From the 6th century onwards, Buddhist monks of Japan have used hot springs (onsen) to purify the mind and heal the body. During the Edo period of Japan, in the 18th century, Dr. Gotō Konzan started to study the effects of the hot springs on the human body. Nowadays, there are everywhere in Japan, creating a boom that caused many universities and health centers to open a section specializing in the use of this miraculous natural water to prevent (or even cure) some diseases.
There are about 30.000 onsen facilities spread from the south to the north of the Japanese archipelago. The temperature of the water is mostly about 42℃ (107.6F), although some of them can reach up to 50℃ (122F), such as the famous “Kusatsu Onsen” of has.
Kusatsu is a beautiful and peaceful mountain town located in the Gunma prefecture. In the center of the town, you can admire the “yubatake” - volcanic water field equipped with large, floating wooden planks. In the vicinity, you can challenge yourself and try to enter the hot waters of the onsen, but be warned that you might not be able last long!
From here on, you could try heading for a great trek into the mountains, passing along rivers and natural hot springs. (Note that you cannot hike mount Shirane due to the recent volcanic eruption, but there is no reason to be worried about enjoying Kusatsu onsen which is located far enough from the risk area).
We would also like to mention the Takaragawa onsen, here, in Gunma area. You can enjoy one of the many natural hot springs that it offers, all while listening to gurgling sounds of the nearby river. As it grows darker, the little wooden cabins placed near the onsen are illuminated, making the night atmosphere of this place very different from the norm; a very peaceful and a truly magical experience.
Through your travels in Japan, you should always aim to include at least one night in one of the many ryokans (Japanese traditional hotels), as they are always equipped with great quality onsens. Generally, their prices include an unlimited access to the baths and, if you would prefer to enjoy it privately, the possibility of renting a private onsen. In addition, you will be able to taste the flavor of the Japanese gastronomy in its purest and most traditional form.
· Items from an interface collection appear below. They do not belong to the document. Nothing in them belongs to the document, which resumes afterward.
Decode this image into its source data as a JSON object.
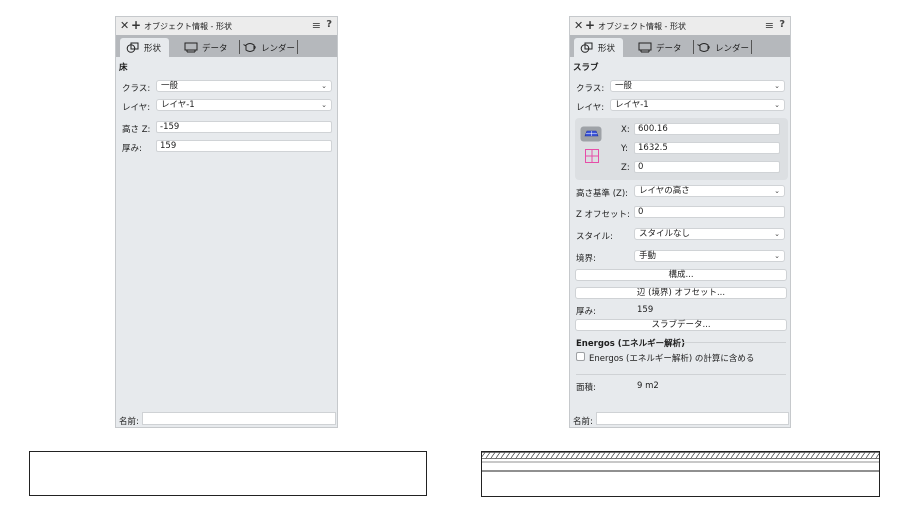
{
  "left_panel": {
    "title": "オブジェクト情報 - 形状",
    "tabs": [
      "形状",
      "データ",
      "レンダー"
    ],
    "section": "床",
    "class_label": "クラス:",
    "class_value": "一般",
    "layer_label": "レイヤ:",
    "layer_value": "レイヤ-1",
    "height_label": "高さ Z:",
    "height_value": "-159",
    "thickness_label": "厚み:",
    "thickness_value": "159",
    "name_label": "名前:",
    "name_value": ""
  },
  "right_panel": {
    "title": "オブジェクト情報 - 形状",
    "tabs": [
      "形状",
      "データ",
      "レンダー"
    ],
    "section": "スラブ",
    "class_label": "クラス:",
    "class_value": "一般",
    "layer_label": "レイヤ:",
    "layer_value": "レイヤ-1",
    "x_label": "X:",
    "x_value": "600.16",
    "y_label": "Y:",
    "y_value": "1632.5",
    "z_label": "Z:",
    "z_value": "0",
    "height_ref_label": "高さ基準 (Z):",
    "height_ref_value": "レイヤの高さ",
    "z_offset_label": "Z オフセット:",
    "z_offset_value": "0",
    "style_label": "スタイル:",
    "style_value": "スタイルなし",
    "boundary_label": "境界:",
    "boundary_value": "手動",
    "compose_button": "構成...",
    "edge_offset_button": "辺 (境界) オフセット...",
    "thickness_label": "厚み:",
    "thickness_value": "159",
    "slab_data_button": "スラブデータ...",
    "energos_title": "Energos (エネルギー解析)",
    "energos_checkbox_label": "Energos (エネルギー解析) の計算に含める",
    "area_label": "面積:",
    "area_value": "9 m2",
    "name_label": "名前:",
    "name_value": ""
  },
  "colors": {
    "panel_bg": "#e7eaed",
    "tabbar_bg": "#b5b8bc",
    "icon_blue": "#3b55d9",
    "icon_pink": "#e64ea8"
  }
}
If you’re starting out from Tōkyō, you can easily reach the city of Hakone in Kanagawa prefecture, famous for its onsens. Can you think of anything cozier than enjoying the hot springs in winter, surrounded by forests and mountains all covered up in snow? Some onsens here offer the drinking (tasting) of water, but not all of the water is drinkable. In fact, considering their composition, there are a lot of different types of water here. Some of them are acids, full of sulphur, alkaline, rich in iron and minerals etc. Their colour can vary from milky white to a more reddish colour.